July 23, 2020 Updated: July 23, 2020

Charles Evers, the older brother of slain civil rights leader Medgar Evers, died at home of natural causes on Wednesday at the age of 97.

Evers was surrounded by relatives at his daughter’s home in the Jackson, Mississippi, suburb of Brandon when he died, according to Rankin County Coroner David Ruth.

His death was confirmed by his granddaughter Courtney E. Cockrell. Evers’s death marked the third death of a prominent civil rights leader within a week, following Rev. C.T. Vivian and Rep. John Lewis. The pair, who both marched with Dr. Martin Luther King Jr., died on Friday.

Born on Sept. 11, 1922, in Decatur, Mississippi, Evers served in the U.S. military during World War II, and made history in 1969 when he became the first black mayor of the southwestern Mississippi town of Fayette, since Reconstruction.

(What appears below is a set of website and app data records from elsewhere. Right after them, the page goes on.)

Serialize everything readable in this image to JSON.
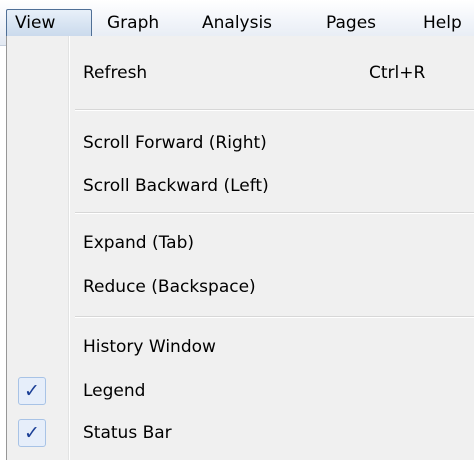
{
  "menubar": {
    "items": [
      {
        "label": "View",
        "active": true
      },
      {
        "label": "Graph"
      },
      {
        "label": "Analysis"
      },
      {
        "label": "Pages"
      },
      {
        "label": "Help"
      }
    ]
  },
  "view_menu": {
    "refresh": {
      "label": "Refresh",
      "shortcut": "Ctrl+R"
    },
    "scroll_forward": {
      "label": "Scroll Forward (Right)"
    },
    "scroll_backward": {
      "label": "Scroll Backward (Left)"
    },
    "expand": {
      "label": "Expand (Tab)"
    },
    "reduce": {
      "label": "Reduce (Backspace)"
    },
    "history_window": {
      "label": "History Window"
    },
    "legend": {
      "label": "Legend",
      "checked": true,
      "check_glyph": "✓"
    },
    "status_bar": {
      "label": "Status Bar",
      "checked": true,
      "check_glyph": "✓"
    }
  },
  "colors": {
    "menu_background": "#f0f0f0",
    "check_mark": "#1b3f96",
    "active_border": "#4f6f96"
  }
}
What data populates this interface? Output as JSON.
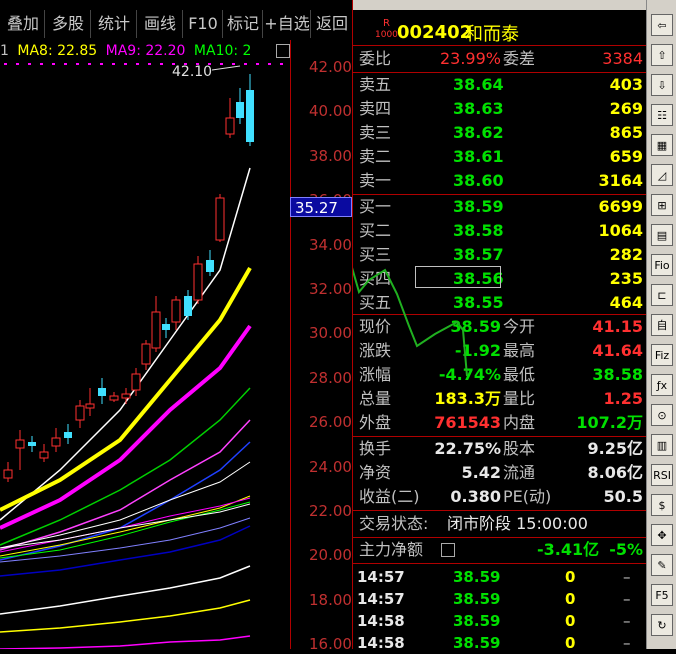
{
  "toolbar": {
    "buttons": [
      "叠加",
      "多股",
      "统计",
      "画线",
      "F10",
      "标记",
      "+自选",
      "返回"
    ]
  },
  "ma_legend": {
    "prefix": "1",
    "ma8": "MA8: 22.85",
    "ma9": "MA9: 22.20",
    "ma10": "MA10: 2",
    "colors": {
      "ma8": "#ffff00",
      "ma9": "#ff00ff",
      "ma10": "#00ff00"
    }
  },
  "chart": {
    "high_label": "42.10",
    "price_tag": "35.27",
    "axis_ticks": [
      "42.00",
      "40.00",
      "38.00",
      "36.00",
      "34.00",
      "32.00",
      "30.00",
      "28.00",
      "26.00",
      "24.00",
      "22.00",
      "20.00",
      "18.00",
      "16.00"
    ]
  },
  "stock": {
    "badge_top": "R",
    "badge_bottom": "1000",
    "code": "002402",
    "name": "和而泰"
  },
  "order_ratio": {
    "label": "委比",
    "value": "23.99%",
    "diff_label": "委差",
    "diff_value": "3384"
  },
  "asks": [
    {
      "label": "卖五",
      "price": "38.64",
      "vol": "403"
    },
    {
      "label": "卖四",
      "price": "38.63",
      "vol": "269"
    },
    {
      "label": "卖三",
      "price": "38.62",
      "vol": "865"
    },
    {
      "label": "卖二",
      "price": "38.61",
      "vol": "659"
    },
    {
      "label": "卖一",
      "price": "38.60",
      "vol": "3164"
    }
  ],
  "bids": [
    {
      "label": "买一",
      "price": "38.59",
      "vol": "6699"
    },
    {
      "label": "买二",
      "price": "38.58",
      "vol": "1064"
    },
    {
      "label": "买三",
      "price": "38.57",
      "vol": "282"
    },
    {
      "label": "买四",
      "price": "38.56",
      "vol": "235"
    },
    {
      "label": "买五",
      "price": "38.55",
      "vol": "464"
    }
  ],
  "quote": {
    "current_label": "现价",
    "current": "38.59",
    "open_label": "今开",
    "open": "41.15",
    "change_label": "涨跌",
    "change": "-1.92",
    "high_label": "最高",
    "high": "41.64",
    "pct_label": "涨幅",
    "pct": "-4.74%",
    "low_label": "最低",
    "low": "38.58",
    "volume_label": "总量",
    "volume": "183.3万",
    "vol_ratio_label": "量比",
    "vol_ratio": "1.25",
    "outer_label": "外盘",
    "outer": "761543",
    "inner_label": "内盘",
    "inner": "107.2万"
  },
  "fundamentals": {
    "turnover_label": "换手",
    "turnover": "22.75%",
    "equity_label": "股本",
    "equity": "9.25亿",
    "nav_label": "净资",
    "nav": "5.42",
    "float_label": "流通",
    "float": "8.06亿",
    "eps_label": "收益(二)",
    "eps": "0.380",
    "pe_label": "PE(动)",
    "pe": "50.5"
  },
  "status": {
    "label": "交易状态:",
    "value": "闭市阶段 15:00:00"
  },
  "net_flow": {
    "label": "主力净额",
    "value": "-3.41亿",
    "pct": "-5%"
  },
  "trades": [
    {
      "time": "14:57",
      "price": "38.59",
      "qty": "0",
      "dir": "–"
    },
    {
      "time": "14:57",
      "price": "38.59",
      "qty": "0",
      "dir": "–"
    },
    {
      "time": "14:58",
      "price": "38.59",
      "qty": "0",
      "dir": "–"
    },
    {
      "time": "14:58",
      "price": "38.59",
      "qty": "0",
      "dir": "–"
    }
  ],
  "sidebar_icons": [
    "arrow-left-icon",
    "arrow-up-icon",
    "arrow-down-icon",
    "list-icon",
    "table-icon",
    "line-chart-icon",
    "candlestick-icon",
    "grid-icon",
    "fio-icon",
    "tree-icon",
    "self-icon",
    "fiz-icon",
    "fx-icon",
    "zoom-icon",
    "bar-icon",
    "rsi-icon",
    "dollar-icon",
    "crosshair-icon",
    "pen-icon",
    "f5-icon",
    "refresh-icon"
  ],
  "sidebar_labels": [
    "⇦",
    "⇧",
    "⇩",
    "☷",
    "▦",
    "◿",
    "⊞",
    "▤",
    "Fio",
    "⊏",
    "自",
    "Fiz",
    "ƒx",
    "⊙",
    "▥",
    "RSI",
    "$",
    "✥",
    "✎",
    "F5",
    "↻"
  ]
}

He ran several businesses in Mississippi and Illinois, and became a candidate for governor in 1971 and United States senator in 1978, although he lost those elections.

Evers took over for his brother as state field secretary for the Mississippi civil rights organization NAACP (the National Association for the Advancement of Colored People) after his assassination in June 1963.

Five years later, Byron De La Beckwith, a former fertilizer salesman and self-avowed white supremacist, went on trial twice in his brother’s killing, but all-white juries deadlocked and did not convict him. The case was reopened in 1994 and Beckwith was convicted of murder. That conviction was upheld by the Mississippi Supreme Court 3 years later.

“Before, the killer of a black man would go free. Now we know you just can’t go out and kill a black man or woman and nothing is done,” Charles Evers said at the time. “Justice finally came.”

medgar evers
Studio portrait of slain American civil rights activist Medgar Evers (1925-1963) in the early 1960s. (Hulton Archive/Getty Images)

During his time at the NAACP, Evers organized economic boycotts against white businesses, began drives to register black voters, and challenged the racial structure of Mississippi’s Democratic Party.

A 1969 profile of Evers described the progress made by the NAACP under his leadership as “spectacular.”

“Particularly in the predominantly negro counties in the southwest corner of the state, where Evers, an insurgent Democrat, has for the first time mobilized black voting power and effectively challenged the traditionally all-white state party structure,” it said.

“Rest In Peace, Charles Evers,” tweeted Mississippi Gov. Tate Reeves. “He was a civil rights leader and a true friend to me and so many Mississippians. His memory will always be cherished and honored.”

President Donald Trump remembered Evers as a “fearless leader” in a heartfelt Twitter post. Evers endorsed Trump for president in 2016.

“I am deeply saddened by the loss of my friend Charles Evers,” the president wrote. “Charles was a trail blazer in politics and a fearless leader, alongside his brother Medgar, for Civil Rights.”

The Associated Press contributed to this report.